» What is needed
Task for the records below: count the lines that contain the word "description" and give only that number.

Web page and app entries:

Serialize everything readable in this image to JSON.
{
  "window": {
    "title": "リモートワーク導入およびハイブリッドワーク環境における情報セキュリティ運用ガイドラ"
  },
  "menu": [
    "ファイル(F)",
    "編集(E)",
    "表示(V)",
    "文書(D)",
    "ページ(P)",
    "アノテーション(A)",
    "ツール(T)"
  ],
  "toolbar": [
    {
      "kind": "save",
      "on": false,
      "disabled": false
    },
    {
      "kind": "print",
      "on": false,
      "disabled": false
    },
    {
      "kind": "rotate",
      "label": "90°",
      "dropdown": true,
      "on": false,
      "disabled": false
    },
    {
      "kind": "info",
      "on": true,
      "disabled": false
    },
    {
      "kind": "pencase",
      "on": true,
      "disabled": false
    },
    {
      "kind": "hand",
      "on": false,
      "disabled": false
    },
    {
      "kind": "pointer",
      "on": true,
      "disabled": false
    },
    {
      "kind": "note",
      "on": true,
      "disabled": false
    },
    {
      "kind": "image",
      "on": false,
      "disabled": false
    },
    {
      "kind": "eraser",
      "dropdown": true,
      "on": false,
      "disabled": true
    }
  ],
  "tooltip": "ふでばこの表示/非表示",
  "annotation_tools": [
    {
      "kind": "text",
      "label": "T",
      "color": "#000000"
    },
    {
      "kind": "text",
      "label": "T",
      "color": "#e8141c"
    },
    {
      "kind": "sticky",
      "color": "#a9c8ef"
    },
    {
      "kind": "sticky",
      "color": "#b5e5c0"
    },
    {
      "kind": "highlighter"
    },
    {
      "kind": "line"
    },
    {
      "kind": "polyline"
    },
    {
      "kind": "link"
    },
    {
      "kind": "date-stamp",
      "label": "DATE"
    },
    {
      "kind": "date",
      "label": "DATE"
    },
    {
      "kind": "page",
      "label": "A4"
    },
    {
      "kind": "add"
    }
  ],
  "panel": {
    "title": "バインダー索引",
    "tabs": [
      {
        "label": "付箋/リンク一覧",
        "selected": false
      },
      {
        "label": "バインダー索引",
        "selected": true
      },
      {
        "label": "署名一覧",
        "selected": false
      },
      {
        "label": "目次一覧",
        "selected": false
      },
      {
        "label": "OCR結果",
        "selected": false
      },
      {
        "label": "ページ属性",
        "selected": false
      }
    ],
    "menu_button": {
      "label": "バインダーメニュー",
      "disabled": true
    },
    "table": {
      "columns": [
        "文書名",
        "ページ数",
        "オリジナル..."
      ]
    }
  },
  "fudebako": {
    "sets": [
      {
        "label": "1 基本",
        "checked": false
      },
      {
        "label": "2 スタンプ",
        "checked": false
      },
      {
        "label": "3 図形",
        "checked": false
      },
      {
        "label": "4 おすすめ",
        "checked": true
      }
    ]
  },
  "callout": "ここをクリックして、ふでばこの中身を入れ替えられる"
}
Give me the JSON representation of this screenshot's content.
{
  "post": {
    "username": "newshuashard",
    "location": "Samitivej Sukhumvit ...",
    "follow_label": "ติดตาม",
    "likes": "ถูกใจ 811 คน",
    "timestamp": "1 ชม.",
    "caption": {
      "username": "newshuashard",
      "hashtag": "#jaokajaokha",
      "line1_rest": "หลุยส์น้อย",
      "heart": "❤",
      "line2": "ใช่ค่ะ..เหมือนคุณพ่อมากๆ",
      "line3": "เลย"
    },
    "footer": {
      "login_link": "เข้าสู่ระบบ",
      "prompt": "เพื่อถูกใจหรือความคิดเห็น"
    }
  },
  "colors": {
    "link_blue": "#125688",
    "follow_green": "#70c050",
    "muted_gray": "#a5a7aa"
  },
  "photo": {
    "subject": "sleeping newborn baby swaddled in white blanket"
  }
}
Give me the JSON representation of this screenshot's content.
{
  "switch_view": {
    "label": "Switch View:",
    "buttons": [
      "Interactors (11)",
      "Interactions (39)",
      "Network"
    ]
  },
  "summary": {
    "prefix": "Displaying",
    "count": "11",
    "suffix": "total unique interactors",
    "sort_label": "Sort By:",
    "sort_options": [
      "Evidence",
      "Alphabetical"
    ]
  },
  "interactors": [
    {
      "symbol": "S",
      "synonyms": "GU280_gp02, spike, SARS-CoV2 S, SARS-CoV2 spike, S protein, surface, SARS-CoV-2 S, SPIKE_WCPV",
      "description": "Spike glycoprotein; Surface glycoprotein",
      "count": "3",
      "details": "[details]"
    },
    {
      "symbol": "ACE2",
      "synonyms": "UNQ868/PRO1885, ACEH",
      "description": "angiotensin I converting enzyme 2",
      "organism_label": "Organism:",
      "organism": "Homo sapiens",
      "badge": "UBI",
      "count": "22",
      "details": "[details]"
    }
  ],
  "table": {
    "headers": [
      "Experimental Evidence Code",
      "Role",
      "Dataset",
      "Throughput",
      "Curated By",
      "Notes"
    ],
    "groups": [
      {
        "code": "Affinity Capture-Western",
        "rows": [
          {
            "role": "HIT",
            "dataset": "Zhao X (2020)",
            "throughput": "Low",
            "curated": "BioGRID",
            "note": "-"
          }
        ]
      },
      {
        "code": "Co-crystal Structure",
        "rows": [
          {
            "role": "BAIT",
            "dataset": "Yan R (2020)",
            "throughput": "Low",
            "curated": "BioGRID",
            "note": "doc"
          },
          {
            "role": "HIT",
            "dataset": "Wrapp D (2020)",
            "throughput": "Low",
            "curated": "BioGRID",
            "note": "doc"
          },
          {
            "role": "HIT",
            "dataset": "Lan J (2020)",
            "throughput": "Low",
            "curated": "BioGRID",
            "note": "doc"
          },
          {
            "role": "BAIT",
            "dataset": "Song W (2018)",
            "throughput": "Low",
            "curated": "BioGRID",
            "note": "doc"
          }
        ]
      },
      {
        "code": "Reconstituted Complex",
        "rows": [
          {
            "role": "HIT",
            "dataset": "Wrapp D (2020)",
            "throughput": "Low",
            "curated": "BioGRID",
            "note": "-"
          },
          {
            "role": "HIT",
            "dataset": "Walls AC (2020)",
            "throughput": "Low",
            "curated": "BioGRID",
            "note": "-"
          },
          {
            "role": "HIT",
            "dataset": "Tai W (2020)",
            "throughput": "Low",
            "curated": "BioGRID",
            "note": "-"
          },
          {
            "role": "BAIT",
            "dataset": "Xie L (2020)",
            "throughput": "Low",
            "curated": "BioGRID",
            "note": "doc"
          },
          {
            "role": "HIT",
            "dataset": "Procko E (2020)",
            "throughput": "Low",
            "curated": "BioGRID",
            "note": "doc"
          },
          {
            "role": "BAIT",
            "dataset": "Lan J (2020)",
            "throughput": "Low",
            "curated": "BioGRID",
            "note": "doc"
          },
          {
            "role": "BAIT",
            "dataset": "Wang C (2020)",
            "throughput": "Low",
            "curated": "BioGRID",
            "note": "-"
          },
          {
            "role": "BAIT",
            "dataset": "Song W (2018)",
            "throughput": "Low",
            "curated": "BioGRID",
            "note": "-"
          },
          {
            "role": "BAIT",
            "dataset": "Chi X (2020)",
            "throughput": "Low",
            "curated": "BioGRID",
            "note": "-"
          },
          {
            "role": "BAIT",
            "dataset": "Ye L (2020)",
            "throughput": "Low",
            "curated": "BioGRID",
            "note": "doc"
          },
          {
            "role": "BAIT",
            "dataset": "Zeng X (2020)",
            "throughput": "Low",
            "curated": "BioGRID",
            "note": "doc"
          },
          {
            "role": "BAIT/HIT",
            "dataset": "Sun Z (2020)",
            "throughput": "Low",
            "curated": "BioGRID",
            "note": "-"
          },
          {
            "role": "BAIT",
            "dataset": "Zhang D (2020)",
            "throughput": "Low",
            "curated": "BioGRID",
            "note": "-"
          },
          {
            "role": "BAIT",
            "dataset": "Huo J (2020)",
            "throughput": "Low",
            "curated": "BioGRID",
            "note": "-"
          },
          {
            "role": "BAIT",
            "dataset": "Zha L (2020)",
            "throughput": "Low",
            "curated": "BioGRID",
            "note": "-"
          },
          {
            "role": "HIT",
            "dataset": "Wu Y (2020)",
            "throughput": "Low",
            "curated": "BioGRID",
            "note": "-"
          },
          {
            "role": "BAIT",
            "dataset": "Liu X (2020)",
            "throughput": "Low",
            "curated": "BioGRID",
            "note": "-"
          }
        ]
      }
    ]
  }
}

» Task answer
2